When the narrow/wide chainring is combined with a clutch drive rear derailleur (which is designed to add more tension to the chain) the result is a drivetrain with just one chainring up front and without any sort of chain guide (or front derailleur of course) that still operates without fear of the chain falling off. Previously this was unheard of – if you wanted to run just one ring up front you had to have a chain guide to prevent the chain from hopping off periodically.
The theory is sound, but we needed to test it in real world conditions, and in this case that meant doing 40-50km of Falcon Ridge in the Whiteshell with a Race Face Narrow/Wide ring up front and an XTR clutch drive rear derailleur in the back (an XT shifter, cassette, and chain filled out the group, though any compatible components would have sufficed).

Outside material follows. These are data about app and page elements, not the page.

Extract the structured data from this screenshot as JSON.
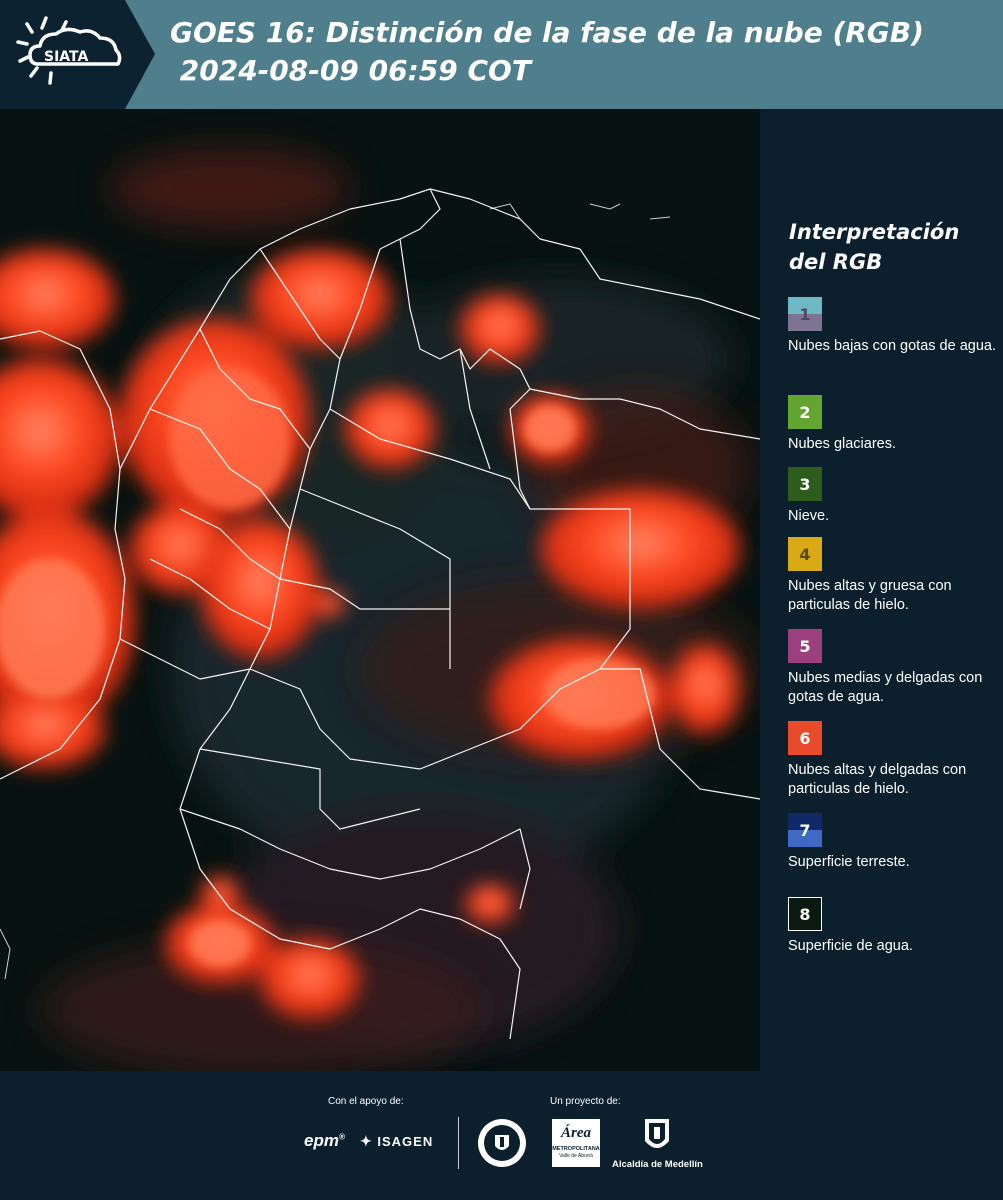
{
  "header": {
    "logo_text": "SIATA",
    "title_line1": "GOES 16: Distinción de la fase de la nube (RGB)",
    "title_line2": " 2024-08-09 06:59 COT"
  },
  "legend": {
    "title_line1": "Interpretación",
    "title_line2": "del RGB",
    "items": [
      {
        "number": "1",
        "label": "Nubes bajas con gotas de agua.",
        "color_top": "#6fb9c6",
        "color_bottom": "#7e7392",
        "text_color": "#4a4a5a"
      },
      {
        "number": "2",
        "label": "Nubes glaciares.",
        "color_top": "#62a531",
        "color_bottom": "#62a531",
        "text_color": "#ffffff"
      },
      {
        "number": "3",
        "label": "Nieve.",
        "color_top": "#2e5c1c",
        "color_bottom": "#2e5c1c",
        "text_color": "#ffffff"
      },
      {
        "number": "4",
        "label": "Nubes altas y gruesa con particulas de hielo.",
        "color_top": "#d9a916",
        "color_bottom": "#d9a916",
        "text_color": "#5a4a10"
      },
      {
        "number": "5",
        "label": "Nubes medias y delgadas con gotas de agua.",
        "color_top": "#9b3f7e",
        "color_bottom": "#9b3f7e",
        "text_color": "#ffffff"
      },
      {
        "number": "6",
        "label": "Nubes altas y delgadas con particulas de hielo.",
        "color_top": "#e84a2a",
        "color_bottom": "#e84a2a",
        "text_color": "#ffffff"
      },
      {
        "number": "7",
        "label": "Superficie terreste.",
        "color_top": "#0f2a66",
        "color_bottom": "#3f69c4",
        "text_color": "#ffffff"
      },
      {
        "number": "8",
        "label": "Superficie de agua.",
        "color_top": "#0b1a10",
        "color_bottom": "#0b1a10",
        "text_color": "#ffffff"
      }
    ]
  },
  "footer": {
    "support_label": "Con el apoyo de:",
    "project_label": "Un proyecto de:",
    "epm": "epm",
    "isagen": "ISAGEN",
    "area_name": "Área",
    "area_sub": "METROPOLITANA",
    "area_sub2": "Valle de Aburrá",
    "alcaldia": "Alcaldía de Medellín"
  },
  "colors": {
    "header_bg": "#4f7e8c",
    "logo_bg": "#0d2230",
    "panel_bg": "#0c1f2c",
    "cloud_red": "#ff3a18"
  }
}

The result? After some grinding gravel road ups and downs, some rocky technical stuff with a lot of small hopping up and down, a few rocky and bouncy fast descents, and one major crash we did not experience a single chain drop. Not once.
Given time we’re sure a chain drop isn’t completely unavoidable, but so far we haven’t had one, and we’re thoroughly impressed with this set up. It’s also worth noting that with a conventional 11-38 10 speed cassette and a 32 tooth chainring we were never in need of more gears. If we were really hammering on flat hard pack (we weren’t) we’d likely spin out in even the fastest gear, but that’s not usually what we’re doing on our mountain bikes so we think that a conventional 2×10 set up converted to a 1×10 by going with the narrow/wide chainring is an awesome way to save some weight and simplify your ride. The chainring also works with a 1 x 9 or 11 set up.
So there you have it. At the time of this posting we still have 1 or 2 Narrow/Wide chainrings in stock (32 tooth), and we can always get more in the size (i.e. tooth count) of your choosing. All rings are 104 BDC, 4 bolt pattern, and come in red, green, blue, and black, 30, 32, 34, 36, 38 teeth.